Throughout the length of the contract, the European company would periodically receive an interest payment in euros from its counterparty at Libor plus a basis swap price, and it would pay the American company in dollars at the Libor rate. When the contract comes to maturity, the European company would pay US$1 billion in principal back to the American company and would receive its initial €500 million in exchange.
Differences Between Currency Swap And FX Swap
Among types of swaps, the Bank for International Settlements (or BIS) distinguishes “cross currency swaps” from “FX swaps.” Unlike in a cross-currency swap, in an FX swap there are no exchanges of interest during the contract term and a differing amount of funds is exchanged at the end of the contract. Given the nature of each, FX swaps are commonly used to offset exchange rate risk, while cross currency swaps can be used to offset both exchange rate and interest rate risk.
Cross currency swaps are frequently used by financial institutions and multinational corporations for funding foreign currency investments and can range in duration from one year to up to 30 years. FX swaps are typically used by exporters and importers, and institutional investors that seek to hedge their positions, and can range from one day to one year in duration, or longer.
According to the 2013 Triennial Central Bank survey from BIS, FX swaps were the most actively traded foreign exchange instruments, at upwards of US$2.2 trillion daily, or about 42 per cent of forex-related transactions. Trading of cross currency basis swaps, by contrast, totalled an average of US$54 billion daily.
Another popular strategy is to take a non-deliverable short position in a low-yielding currency and a long position in a high-yielding target currency. Upon settlement, the purchaser receives, or pays, the difference between the forward rate and the spot rate if the target currency appreciates or depreciates in relation to the agreed-upon price of the non-deliverable forward. This strategy is popular because the transaction involving a non-deliverable contract can be made with a relatively smaller initial investment than with alternative strategies.
Summary: The Swap Debate

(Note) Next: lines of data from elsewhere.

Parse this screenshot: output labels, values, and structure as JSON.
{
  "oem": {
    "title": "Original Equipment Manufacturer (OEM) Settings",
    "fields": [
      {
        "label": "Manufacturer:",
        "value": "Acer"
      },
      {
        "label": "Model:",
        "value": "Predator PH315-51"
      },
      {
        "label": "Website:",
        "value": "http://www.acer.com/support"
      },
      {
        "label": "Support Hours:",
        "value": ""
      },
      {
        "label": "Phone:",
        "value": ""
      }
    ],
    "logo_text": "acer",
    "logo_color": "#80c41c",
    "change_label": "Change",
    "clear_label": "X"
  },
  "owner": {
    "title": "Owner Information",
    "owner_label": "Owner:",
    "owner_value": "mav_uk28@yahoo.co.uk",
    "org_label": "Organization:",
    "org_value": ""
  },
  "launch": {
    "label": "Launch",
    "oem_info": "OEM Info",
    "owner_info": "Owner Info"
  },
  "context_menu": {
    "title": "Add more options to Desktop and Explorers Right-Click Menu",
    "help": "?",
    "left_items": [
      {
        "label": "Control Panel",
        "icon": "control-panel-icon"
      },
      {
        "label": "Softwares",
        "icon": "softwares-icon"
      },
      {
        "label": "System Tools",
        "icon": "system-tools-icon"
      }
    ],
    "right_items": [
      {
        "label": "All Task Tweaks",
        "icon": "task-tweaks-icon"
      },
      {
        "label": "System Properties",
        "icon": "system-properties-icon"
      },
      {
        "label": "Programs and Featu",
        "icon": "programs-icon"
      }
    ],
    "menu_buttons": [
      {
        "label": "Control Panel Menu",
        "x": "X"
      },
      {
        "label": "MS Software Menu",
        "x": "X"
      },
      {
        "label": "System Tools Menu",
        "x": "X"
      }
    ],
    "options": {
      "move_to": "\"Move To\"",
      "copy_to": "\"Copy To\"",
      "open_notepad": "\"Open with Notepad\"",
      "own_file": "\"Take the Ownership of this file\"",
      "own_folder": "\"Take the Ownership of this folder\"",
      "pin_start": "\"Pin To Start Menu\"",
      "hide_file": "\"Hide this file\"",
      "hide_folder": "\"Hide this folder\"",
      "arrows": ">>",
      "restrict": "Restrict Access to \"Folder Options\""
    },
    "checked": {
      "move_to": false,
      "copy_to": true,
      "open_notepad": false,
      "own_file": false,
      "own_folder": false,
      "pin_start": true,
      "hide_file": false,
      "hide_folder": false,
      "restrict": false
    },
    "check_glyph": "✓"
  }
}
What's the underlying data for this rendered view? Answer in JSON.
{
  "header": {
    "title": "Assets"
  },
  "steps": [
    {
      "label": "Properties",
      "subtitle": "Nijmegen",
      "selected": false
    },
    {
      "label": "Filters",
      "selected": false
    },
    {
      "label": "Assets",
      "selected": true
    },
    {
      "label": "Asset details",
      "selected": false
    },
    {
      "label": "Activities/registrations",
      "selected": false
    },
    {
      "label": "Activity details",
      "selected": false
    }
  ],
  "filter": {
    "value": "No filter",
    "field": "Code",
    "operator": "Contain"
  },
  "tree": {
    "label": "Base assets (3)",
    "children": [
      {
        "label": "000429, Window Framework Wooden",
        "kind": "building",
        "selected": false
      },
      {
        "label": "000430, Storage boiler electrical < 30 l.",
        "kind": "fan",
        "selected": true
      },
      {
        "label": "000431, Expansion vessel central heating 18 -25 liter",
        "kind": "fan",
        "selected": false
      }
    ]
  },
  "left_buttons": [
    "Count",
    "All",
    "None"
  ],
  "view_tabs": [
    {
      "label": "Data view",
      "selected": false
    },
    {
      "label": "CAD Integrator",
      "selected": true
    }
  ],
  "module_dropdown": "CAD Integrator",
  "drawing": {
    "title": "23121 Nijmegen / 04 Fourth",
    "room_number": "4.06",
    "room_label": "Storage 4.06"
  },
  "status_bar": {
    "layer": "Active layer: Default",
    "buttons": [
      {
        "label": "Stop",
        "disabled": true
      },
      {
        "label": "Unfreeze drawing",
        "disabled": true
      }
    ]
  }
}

Although an integral part of the global derivatives market, many kinds of swaps remain controversial. During the credit crisis of 2008, credit default swaps (CDS) pertaining to the U.S. real estate market were deemed to be one of the primary culprits responsible for the meltdown. The subsequent failure of numerous investment banks and insurance companies were attributed to these activities, giving the term “swap” a somewhat negative connotation.